[Interface dataset entries]
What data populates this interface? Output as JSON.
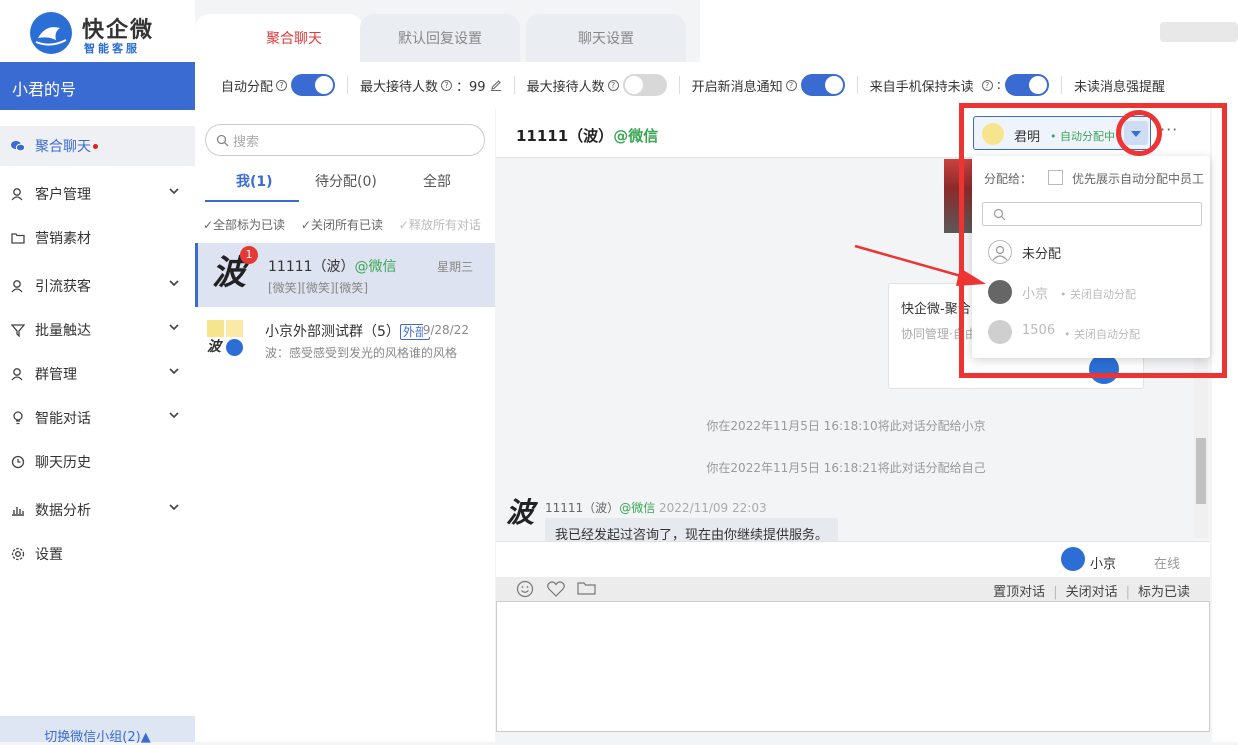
{
  "brand": {
    "name": "快企微",
    "subtitle": "智能客服"
  },
  "account": {
    "name": "小君的号"
  },
  "top_tabs": [
    "聚合聊天",
    "默认回复设置",
    "聊天设置"
  ],
  "toolbar": {
    "auto_assign": "自动分配",
    "max_receivers": "最大接待人数",
    "max_receivers_value": "：99",
    "max_receivers_2": "最大接待人数",
    "new_msg_notify": "开启新消息通知",
    "keep_unread": "来自手机保持未读",
    "unread_reminder": "未读消息强提醒"
  },
  "sidebar": {
    "items": [
      {
        "label": "聚合聊天",
        "icon": "wechat-icon",
        "active": true
      },
      {
        "label": "客户管理",
        "icon": "customer-icon"
      },
      {
        "label": "营销素材",
        "icon": "folder-icon"
      },
      {
        "label": "引流获客",
        "icon": "user-icon"
      },
      {
        "label": "批量触达",
        "icon": "funnel-icon"
      },
      {
        "label": "群管理",
        "icon": "group-icon"
      },
      {
        "label": "智能对话",
        "icon": "bulb-icon"
      },
      {
        "label": "聊天历史",
        "icon": "clock-icon"
      },
      {
        "label": "数据分析",
        "icon": "chart-icon"
      },
      {
        "label": "设置",
        "icon": "gear-icon"
      }
    ],
    "switch_group": "切换微信小组(2)▲"
  },
  "conversations": {
    "search_placeholder": "搜索",
    "tabs": [
      "我(1)",
      "待分配(0)",
      "全部"
    ],
    "bulk_actions": [
      "✓全部标为已读",
      "✓关闭所有已读",
      "✓释放所有对话"
    ],
    "items": [
      {
        "name": "11111（波）",
        "source": "@微信",
        "preview": "[微笑][微笑][微笑]",
        "time": "星期三",
        "badge": "1",
        "avatar_char": "波"
      },
      {
        "name": "小京外部测试群（5）",
        "tag": "外部",
        "time": "9/28/22",
        "preview": "波：感受感受到发光的风格谁的风格"
      }
    ]
  },
  "chat": {
    "title": "11111（波）",
    "source": "@微信",
    "assignee": "君明",
    "assignee_status": "• 自动分配中",
    "more": "···",
    "card_title": "快企微-聚合",
    "card_desc": "协同管理·自由接",
    "system_messages": [
      "你在2022年11月5日 16:18:10将此对话分配给小京",
      "你在2022年11月5日 16:18:21将此对话分配给自己"
    ],
    "message": {
      "sender": "11111（波）",
      "source": "@微信",
      "time": "2022/11/09 22:03",
      "text": "我已经发起过咨询了，现在由你继续提供服务。"
    },
    "agent_name": "小京",
    "agent_status": "在线",
    "input_actions": [
      "置顶对话",
      "关闭对话",
      "标为已读"
    ]
  },
  "assign_dropdown": {
    "label": "分配给：",
    "checkbox_label": "优先展示自动分配中员工",
    "options": [
      {
        "name": "未分配",
        "status": ""
      },
      {
        "name": "小京",
        "status": "• 关闭自动分配"
      },
      {
        "name": "1506",
        "status": "• 关闭自动分配"
      }
    ]
  },
  "colors": {
    "primary": "#3a6bd3",
    "danger": "#ee3333",
    "success": "#3aa655"
  }
}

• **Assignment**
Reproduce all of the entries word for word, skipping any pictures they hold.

• **Written reply**
What data populates this interface? Output as JSON.
{
  "brand": {
    "name": "快企微",
    "subtitle": "智能客服"
  },
  "account": {
    "name": "小君的号"
  },
  "top_tabs": [
    "聚合聊天",
    "默认回复设置",
    "聊天设置"
  ],
  "toolbar": {
    "auto_assign": "自动分配",
    "max_receivers": "最大接待人数",
    "max_receivers_value": "：99",
    "max_receivers_2": "最大接待人数",
    "new_msg_notify": "开启新消息通知",
    "keep_unread": "来自手机保持未读",
    "unread_reminder": "未读消息强提醒"
  },
  "sidebar": {
    "items": [
      {
        "label": "聚合聊天",
        "icon": "wechat-icon",
        "active": true
      },
      {
        "label": "客户管理",
        "icon": "customer-icon"
      },
      {
        "label": "营销素材",
        "icon": "folder-icon"
      },
      {
        "label": "引流获客",
        "icon": "user-icon"
      },
      {
        "label": "批量触达",
        "icon": "funnel-icon"
      },
      {
        "label": "群管理",
        "icon": "group-icon"
      },
      {
        "label": "智能对话",
        "icon": "bulb-icon"
      },
      {
        "label": "聊天历史",
        "icon": "clock-icon"
      },
      {
        "label": "数据分析",
        "icon": "chart-icon"
      },
      {
        "label": "设置",
        "icon": "gear-icon"
      }
    ],
    "switch_group": "切换微信小组(2)▲"
  },
  "conversations": {
    "search_placeholder": "搜索",
    "tabs": [
      "我(1)",
      "待分配(0)",
      "全部"
    ],
    "bulk_actions": [
      "✓全部标为已读",
      "✓关闭所有已读",
      "✓释放所有对话"
    ],
    "items": [
      {
        "name": "11111（波）",
        "source": "@微信",
        "preview": "[微笑][微笑][微笑]",
        "time": "星期三",
        "badge": "1",
        "avatar_char": "波"
      },
      {
        "name": "小京外部测试群（5）",
        "tag": "外部",
        "time": "9/28/22",
        "preview": "波：感受感受到发光的风格谁的风格"
      }
    ]
  },
  "chat": {
    "title": "11111（波）",
    "source": "@微信",
    "assignee": "君明",
    "assignee_status": "• 自动分配中",
    "more": "···",
    "card_title": "快企微-聚合",
    "card_desc": "协同管理·自由接",
    "system_messages": [
      "你在2022年11月5日 16:18:10将此对话分配给小京",
      "你在2022年11月5日 16:18:21将此对话分配给自己"
    ],
    "message": {
      "sender": "11111（波）",
      "source": "@微信",
      "time": "2022/11/09 22:03",
      "text": "我已经发起过咨询了，现在由你继续提供服务。"
    },
    "agent_name": "小京",
    "agent_status": "在线",
    "input_actions": [
      "置顶对话",
      "关闭对话",
      "标为已读"
    ]
  },
  "assign_dropdown": {
    "label": "分配给：",
    "checkbox_label": "优先展示自动分配中员工",
    "options": [
      {
        "name": "未分配",
        "status": ""
      },
      {
        "name": "小京",
        "status": "• 关闭自动分配"
      },
      {
        "name": "1506",
        "status": "• 关闭自动分配"
      }
    ]
  },
  "colors": {
    "primary": "#3a6bd3",
    "danger": "#ee3333",
    "success": "#3aa655"
  }
}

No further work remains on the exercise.